LENDEE 1968 1969 1970 ------------------------- ---------- ---------- ---------- Sunshine State Industrial Park, Inc. $20,400.00 $25,410.00 $24,272.82 Catamal Realty, Inc. 7,980.00 7,549.98 4,689.96 Sunshine State Flying Service 150.00 150.00 150.00 Western Research .00 .00 .00 ---------- ---------- ---------- TOTAL $28,530.00 $33,109.98 $29,322.78
Rule 155 of the Rules of Practice and Procedure of the United States Tax Court, 26 U.S.C.A. fol. § 7453 (Supp.1976), prescribes a procedure by which the Tax Court may determine the amount of tax liability resulting from its decision in cases in which it has not resolved all of the contested issues in favor of either party. If the parties disagree about the effect of the Tax Court's decision, the rule contemplates the filing of separate computations and requires that each party be given an opportunity to be heard
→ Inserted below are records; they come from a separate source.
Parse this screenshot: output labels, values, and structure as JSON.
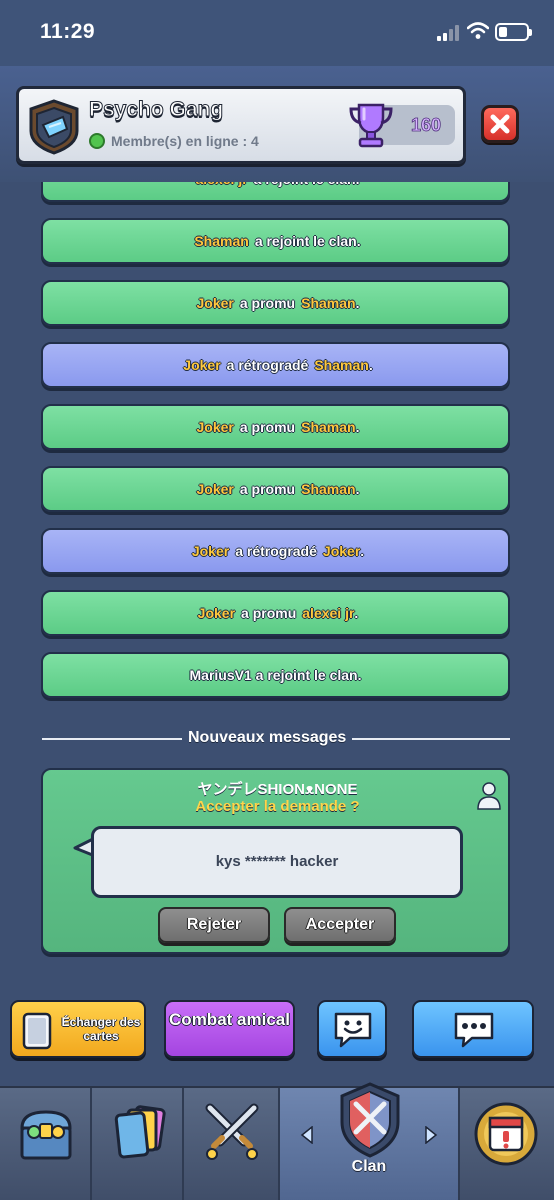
{
  "status_bar": {
    "time": "11:29"
  },
  "clan": {
    "name": "Psycho Gang",
    "online_label": "Membre(s) en ligne",
    "online_separator": " : ",
    "online_count": "4",
    "trophies": "160"
  },
  "feed": [
    {
      "style": "green",
      "parts": [
        [
          "name",
          "alexei jr"
        ],
        [
          "text",
          "a rejoint le clan."
        ]
      ]
    },
    {
      "style": "green",
      "parts": [
        [
          "name",
          "Shaman"
        ],
        [
          "text",
          "a rejoint le clan."
        ]
      ]
    },
    {
      "style": "green",
      "parts": [
        [
          "name",
          "Joker"
        ],
        [
          "text",
          "a promu"
        ],
        [
          "name",
          "Shaman"
        ],
        [
          "text",
          "."
        ]
      ]
    },
    {
      "style": "blue",
      "parts": [
        [
          "name",
          "Joker"
        ],
        [
          "text",
          "a rétrogradé"
        ],
        [
          "name",
          "Shaman"
        ],
        [
          "text",
          "."
        ]
      ]
    },
    {
      "style": "green",
      "parts": [
        [
          "name",
          "Joker"
        ],
        [
          "text",
          "a promu"
        ],
        [
          "name",
          "Shaman"
        ],
        [
          "text",
          "."
        ]
      ]
    },
    {
      "style": "green",
      "parts": [
        [
          "name",
          "Joker"
        ],
        [
          "text",
          "a promu"
        ],
        [
          "name",
          "Shaman"
        ],
        [
          "text",
          "."
        ]
      ]
    },
    {
      "style": "blue",
      "parts": [
        [
          "name",
          "Joker"
        ],
        [
          "text",
          "a rétrogradé"
        ],
        [
          "name",
          "Joker"
        ],
        [
          "text",
          "."
        ]
      ]
    },
    {
      "style": "green",
      "parts": [
        [
          "name",
          "Joker"
        ],
        [
          "text",
          "a promu"
        ],
        [
          "name",
          "alexei jr"
        ],
        [
          "text",
          "."
        ]
      ]
    },
    {
      "style": "green",
      "parts": [
        [
          "text",
          "MariusV1 a rejoint le clan."
        ]
      ]
    }
  ],
  "divider": {
    "label": "Nouveaux messages"
  },
  "join_request": {
    "player_name": "ヤンデレSHIONᴥNONE",
    "question": "Accepter la demande ?",
    "message": "kys ******* hacker",
    "reject_label": "Rejeter",
    "accept_label": "Accepter"
  },
  "actions": {
    "trade_label": "Échanger des cartes",
    "battle_label": "Combat amical"
  },
  "tabs": {
    "active_label": "Clan"
  },
  "colors": {
    "feed_green": "#5ccc86",
    "feed_blue": "#8a99ee",
    "player_name": "#ffc83d",
    "background": "#3d4f71"
  }
}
We note that one of the related corporations in the instant case, Sunshine State Industrial Park, Inc., did collect a refund. The others could have avoided the extinguishment of their potential tax benefit had they either filed their claims within the period prescribed by Section 6511(a), or arranged to have the taxable years in issue kept open under Section 6511(c). Nothing the Commissioner did or failed to do caused the loss of the potential refund claims
83 Stat. 487 (1969)
Each of these cases specifically addressed the issue whether recoupment was within the Tax Court's jurisdiction and concluded that it was not. In both of the cases cited by Continental in which recoupment was permitted, the offset was allowed by a district court or the Court of Claims. See Bull v. United States, 295 U.S. 247, 55 S.Ct. 695, 79 L.Ed. 1421 (1935); Stone v. White, 301 U.S. 532, 57 S.Ct. 851, 81 L.Ed. 1265 (1937); see also Boyle v. United States, 355 F.2d 233 (3d Cir. 1965), appeal after remand, 380 F.2d 973 (3 Cir. 1967); United States v. Bowcut, 287 F.2d 654 (9th Cir. 1961)
Section 956 of the Act added the following subsection to 26 U.S.C.A. § 7456 (Supp.1976):
(d) Incidental Powers The Tax Court and each division thereof shall have power to punish by fine or imprisonment, at its discretion, such contempt of its authority, and none other, as
(1) misbehavior of any person in its presence or so near thereto as to obstruct the administration of justice;
(2) misbehavior of any of its officers in their official transactions; or
(3) disobedience or resistance to its lawful writ, process, order, rule, decree, or command.
It shall have such assistance in the carrying out of its lawful writ, process, order, rule, decree, or command as is available to a court of the United States.
68A Stat. 879 (1954)
Section 951 of the Act amended 26 U.S.C.A. § 7441 to read:
There is hereby established, under article I of the Constitution of the United States, a court of record to be known as the United States Tax Court. The members of the Tax Court shall be the chief judge and the judges of the Tax Court.
See Burns, Stix Friedman & Co. v. Commissioner of Internal Revenue, 57 T.C. 392 (1971), 1971 CCH Tax Ct. Rep. P 31,114, pp. 3679, 3681; Stix Friedman & Co. v. Coyle, 340 F.Supp. 4 (E.D.Mo.1972), aff'd, 467 F.2d 474 (8th Cir. 1972); C. Wright, Law of Federal Courts § 6, p. 13 & § 11, p. 37, (3d ed. 1976).
See, e. g., §§ 952 & 957
See, e. g., §§ 953 & 956
For example, the Tax Court has its own rules of practice and procedure, and its judges are appointed to fifteen-year terms rather than for life during good behavior